» **EXERCISE DESCRIPTION**
Below are some entries. Work out how many of their lines hold the word "data", and write that number alone.
==== RECORD SET ====
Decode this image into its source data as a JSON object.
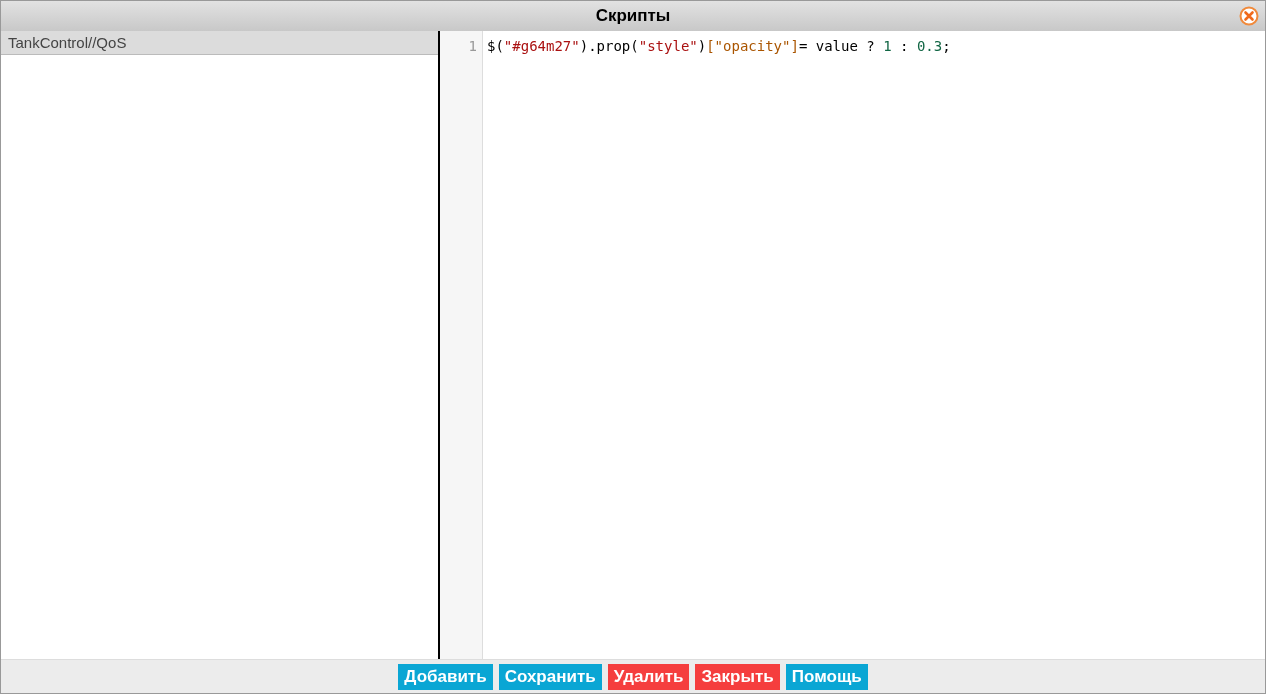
{
  "window": {
    "title": "Скрипты"
  },
  "scripts": [
    {
      "label": "TankControl//QoS",
      "selected": true
    }
  ],
  "editor": {
    "lines": [
      {
        "number": "1",
        "tokens": [
          {
            "kind": "plain",
            "text": "$("
          },
          {
            "kind": "string",
            "text": "\"#g64m27\""
          },
          {
            "kind": "plain",
            "text": ").prop("
          },
          {
            "kind": "string",
            "text": "\"style\""
          },
          {
            "kind": "plain",
            "text": ")"
          },
          {
            "kind": "property",
            "text": "[\"opacity\"]"
          },
          {
            "kind": "plain",
            "text": "= value ? "
          },
          {
            "kind": "number",
            "text": "1"
          },
          {
            "kind": "plain",
            "text": " : "
          },
          {
            "kind": "number",
            "text": "0.3"
          },
          {
            "kind": "plain",
            "text": ";"
          }
        ]
      }
    ]
  },
  "buttons": [
    {
      "label": "Добавить",
      "kind": "primary"
    },
    {
      "label": "Сохранить",
      "kind": "primary"
    },
    {
      "label": "Удалить",
      "kind": "danger"
    },
    {
      "label": "Закрыть",
      "kind": "danger"
    },
    {
      "label": "Помощь",
      "kind": "primary"
    }
  ]
}
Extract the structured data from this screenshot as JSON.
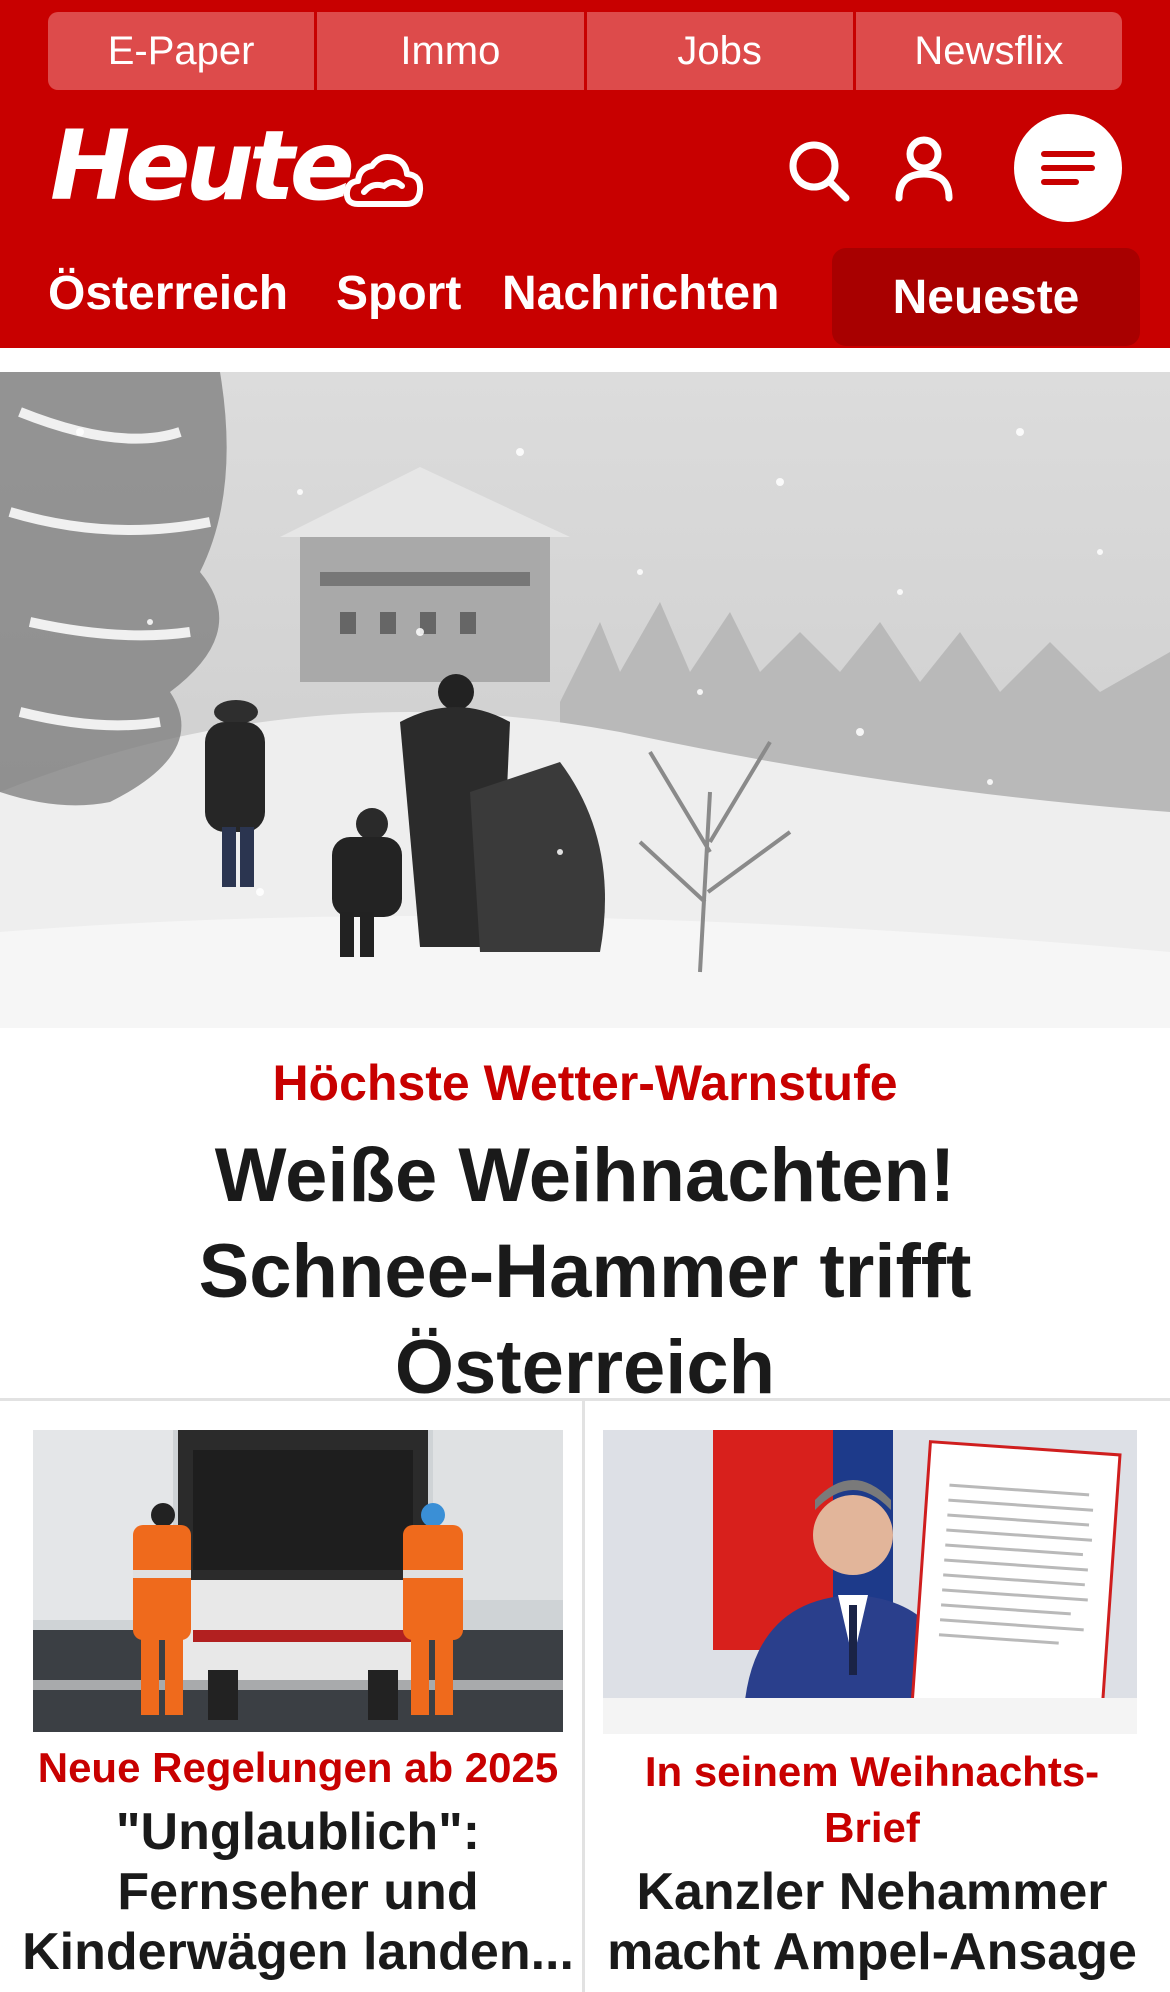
{
  "topnav": {
    "items": [
      "E-Paper",
      "Immo",
      "Jobs",
      "Newsflix"
    ]
  },
  "brand": {
    "logo_text": "Heute",
    "color": "#c80000"
  },
  "icons": {
    "weather": "cloud-icon",
    "search": "search-icon",
    "account": "user-icon",
    "menu": "menu-icon"
  },
  "catnav": {
    "items": [
      "Österreich",
      "Sport",
      "Nachrichten"
    ],
    "active": "Neueste"
  },
  "hero": {
    "kicker": "Höchste Wetter-Warnstufe",
    "title": "Weiße Weihnachten! Schnee-Hammer trifft Österreich"
  },
  "cards": [
    {
      "kicker": "Neue Regelungen ab 2025",
      "title_lines": [
        "\"Unglaublich\":",
        "Fernseher und",
        "Kinderwägen landen..."
      ]
    },
    {
      "kicker_lines": [
        "In seinem Weihnachts-",
        "Brief"
      ],
      "title_lines": [
        "Kanzler Nehammer",
        "macht Ampel-Ansage"
      ]
    }
  ]
}
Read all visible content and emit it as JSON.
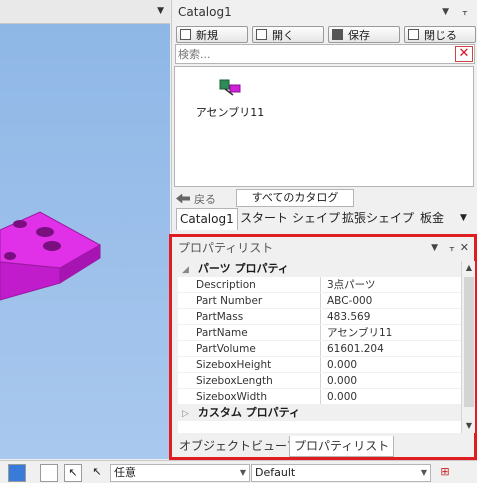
{
  "catalog": {
    "title": "Catalog1",
    "toolbar": [
      {
        "label": "新規",
        "icon": "new-icon"
      },
      {
        "label": "開く",
        "icon": "open-icon"
      },
      {
        "label": "保存",
        "icon": "save-icon"
      },
      {
        "label": "閉じる",
        "icon": "close-doc-icon"
      }
    ],
    "search_placeholder": "検索...",
    "items": [
      {
        "label": "アセンブリ11",
        "icon": "assembly-icon"
      }
    ],
    "back_label": "戻る",
    "all_catalogs_label": "すべてのカタログ",
    "tabs": [
      "Catalog1",
      "スタート",
      "シェイプ",
      "拡張シェイプ",
      "板金"
    ]
  },
  "properties": {
    "title": "プロパティリスト",
    "group1": "パーツ プロパティ",
    "rows": [
      {
        "key": "Description",
        "value": "3点パーツ"
      },
      {
        "key": "Part Number",
        "value": "ABC-000"
      },
      {
        "key": "PartMass",
        "value": "483.569"
      },
      {
        "key": "PartName",
        "value": "アセンブリ11"
      },
      {
        "key": "PartVolume",
        "value": "61601.204"
      },
      {
        "key": "SizeboxHeight",
        "value": "0.000"
      },
      {
        "key": "SizeboxLength",
        "value": "0.000"
      },
      {
        "key": "SizeboxWidth",
        "value": "0.000"
      }
    ],
    "group2": "カスタム プロパティ",
    "tabs": [
      "オブジェクトビューア",
      "プロパティリスト"
    ],
    "highlight_color": "#e01d20"
  },
  "bottombar": {
    "filter_value": "任意",
    "style_value": "Default"
  },
  "colors": {
    "part_color": "#e030e8",
    "viewport_bg": "#9bbde9"
  }
}
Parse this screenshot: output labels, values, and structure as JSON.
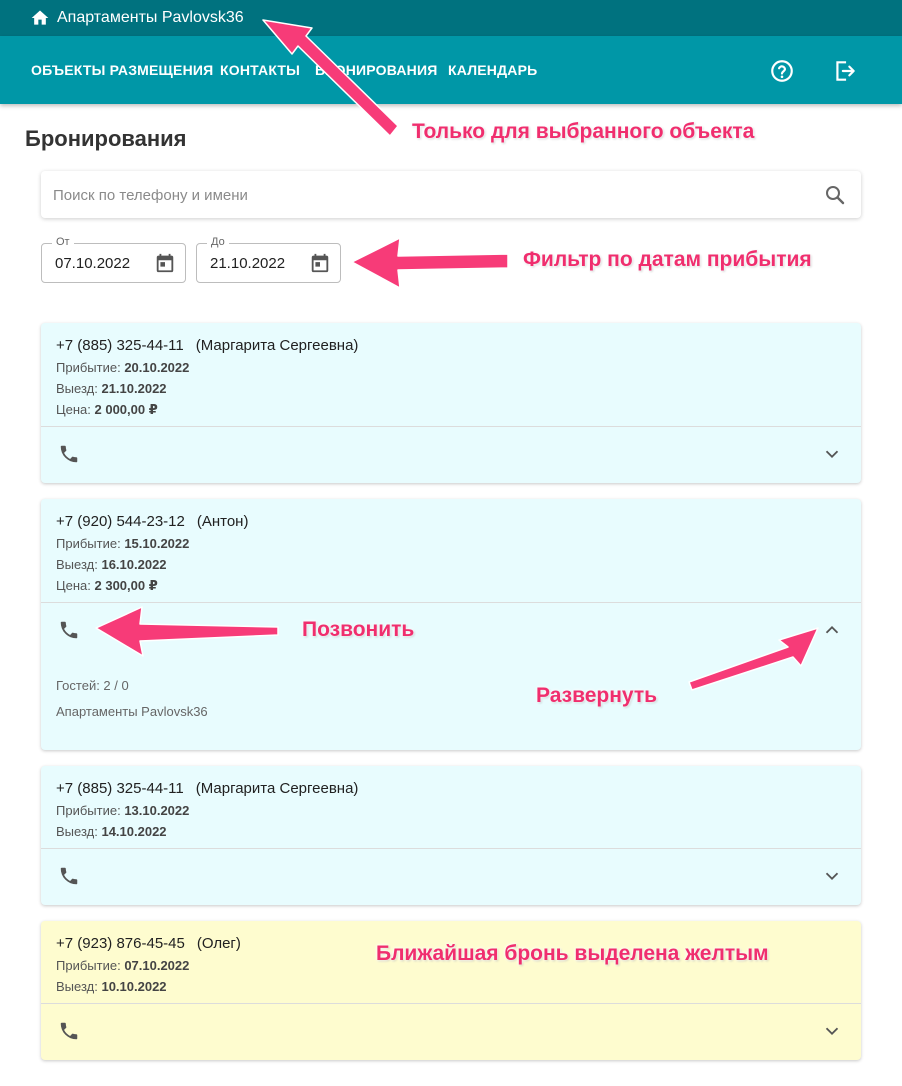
{
  "topbar": {
    "title": "Апартаменты Pavlovsk36"
  },
  "nav": {
    "items": [
      "ОБЪЕКТЫ РАЗМЕЩЕНИЯ",
      "КОНТАКТЫ",
      "БРОНИРОВАНИЯ",
      "КАЛЕНДАРЬ"
    ],
    "help_icon": "help-circle-icon",
    "logout_icon": "logout-icon"
  },
  "page": {
    "title": "Бронирования"
  },
  "search": {
    "placeholder": "Поиск по телефону и имени",
    "value": ""
  },
  "filter": {
    "from": {
      "label": "От",
      "value": "07.10.2022"
    },
    "to": {
      "label": "До",
      "value": "21.10.2022"
    }
  },
  "bookings": [
    {
      "phone": "+7 (885) 325-44-11",
      "name": "(Маргарита Сергеевна)",
      "arrival_label": "Прибытие:",
      "arrival": "20.10.2022",
      "departure_label": "Выезд:",
      "departure": "21.10.2022",
      "price_label": "Цена:",
      "price": "2 000,00 ₽"
    },
    {
      "phone": "+7 (920) 544-23-12",
      "name": "(Антон)",
      "arrival_label": "Прибытие:",
      "arrival": "15.10.2022",
      "departure_label": "Выезд:",
      "departure": "16.10.2022",
      "price_label": "Цена:",
      "price": "2 300,00 ₽",
      "guests": "Гостей: 2 / 0",
      "property": "Апартаменты Pavlovsk36"
    },
    {
      "phone": "+7 (885) 325-44-11",
      "name": "(Маргарита Сергеевна)",
      "arrival_label": "Прибытие:",
      "arrival": "13.10.2022",
      "departure_label": "Выезд:",
      "departure": "14.10.2022"
    },
    {
      "phone": "+7 (923) 876-45-45",
      "name": "(Олег)",
      "arrival_label": "Прибытие:",
      "arrival": "07.10.2022",
      "departure_label": "Выезд:",
      "departure": "10.10.2022"
    }
  ],
  "annotations": {
    "only_selected": "Только для выбранного объекта",
    "date_filter": "Фильтр по датам прибытия",
    "call": "Позвонить",
    "expand": "Развернуть",
    "nearest": "Ближайшая бронь выделена желтым"
  },
  "colors": {
    "topbar": "#00727f",
    "navbar": "#0097a7",
    "card": "#e8fcfe",
    "highlight": "#fefccf",
    "annotation": "#f02e6e"
  }
}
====
» **EXERCISE ANSWER**
2